The U.S. Drought Monitor says the area is experiencing "exceptional" drought, the agency’s most severe ranking.
“My dad's 93, and he told me he'd never seen a drought this bad in the county,” said San Juan County Commissioner Bruce Adams. “I've talked to several other older ranchers who have confirmed the same thing: It's never been this bad.”
Water restrictions mean lawns have already died, just like the range.
“All of the grass the animals try to graze is brown and looks dead — none of it's green,” said Adams, who’s also a rancher. “Some ranchers are ordering hay from Idaho because there is none.”
Adams said there was so little runoff that reservoirs are low and stock ponds are dry. He said ranchers are running thousands of gallons of water out to their stock each day to keep them alive.
“They're just a line at the well to purchase water every day,” he said, “by people who have water tanks that are hauling water to meet their needs.”
The U.S Agriculture Department’s latest climate report says that the eastern edge of Utah has received just 46% of normal precipitation since October.
Adams noted: “Stock ponds were not filled. And, so, every rancher is hauling thousands of gallons of water a day to try and keep these animals alive.”
County commissioners first declared a disaster in November, and they’ve reaffirmed that position each month since then. The U.S. Agriculture Department, which also recognizes the problem, has declared a primary natural disaster in more than a dozen counties in the Four Corners region.
Adams said San Juan County just needs rain.
“I get on my knees and pray every day but I'm not sure that that's doing the trick yet.”

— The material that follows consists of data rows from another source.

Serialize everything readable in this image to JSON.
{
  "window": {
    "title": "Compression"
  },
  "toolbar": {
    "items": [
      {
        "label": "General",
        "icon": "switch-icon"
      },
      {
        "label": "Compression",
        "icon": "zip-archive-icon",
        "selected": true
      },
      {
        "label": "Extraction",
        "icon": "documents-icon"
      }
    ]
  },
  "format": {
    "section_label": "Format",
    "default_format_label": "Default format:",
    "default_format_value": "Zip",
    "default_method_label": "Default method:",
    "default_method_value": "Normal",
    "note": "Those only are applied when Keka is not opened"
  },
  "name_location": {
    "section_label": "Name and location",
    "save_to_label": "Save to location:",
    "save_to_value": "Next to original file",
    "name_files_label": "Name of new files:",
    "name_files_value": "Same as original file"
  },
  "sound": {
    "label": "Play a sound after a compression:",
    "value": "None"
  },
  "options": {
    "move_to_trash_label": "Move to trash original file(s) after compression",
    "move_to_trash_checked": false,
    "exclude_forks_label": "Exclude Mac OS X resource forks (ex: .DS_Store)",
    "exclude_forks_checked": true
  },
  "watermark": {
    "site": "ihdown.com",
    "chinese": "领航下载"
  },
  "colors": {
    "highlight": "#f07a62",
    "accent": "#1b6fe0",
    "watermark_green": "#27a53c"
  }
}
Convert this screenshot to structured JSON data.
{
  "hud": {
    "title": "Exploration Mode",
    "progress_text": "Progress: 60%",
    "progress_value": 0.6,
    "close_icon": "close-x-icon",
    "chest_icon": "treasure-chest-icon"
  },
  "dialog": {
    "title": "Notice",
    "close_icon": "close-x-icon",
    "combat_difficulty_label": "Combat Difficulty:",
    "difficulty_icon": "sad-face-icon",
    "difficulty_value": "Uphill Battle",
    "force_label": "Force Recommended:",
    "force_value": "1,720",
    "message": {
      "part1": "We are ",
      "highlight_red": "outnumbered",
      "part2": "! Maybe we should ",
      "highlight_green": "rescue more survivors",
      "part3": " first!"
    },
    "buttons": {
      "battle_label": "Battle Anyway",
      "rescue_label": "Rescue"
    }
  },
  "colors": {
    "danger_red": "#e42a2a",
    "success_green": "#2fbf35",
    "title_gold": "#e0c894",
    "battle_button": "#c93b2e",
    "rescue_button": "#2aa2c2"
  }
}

Just a year ago, conditions were close to normal throughout Utah. The Drought Monitor shows parts of San Juan County were only “abnormally dry.”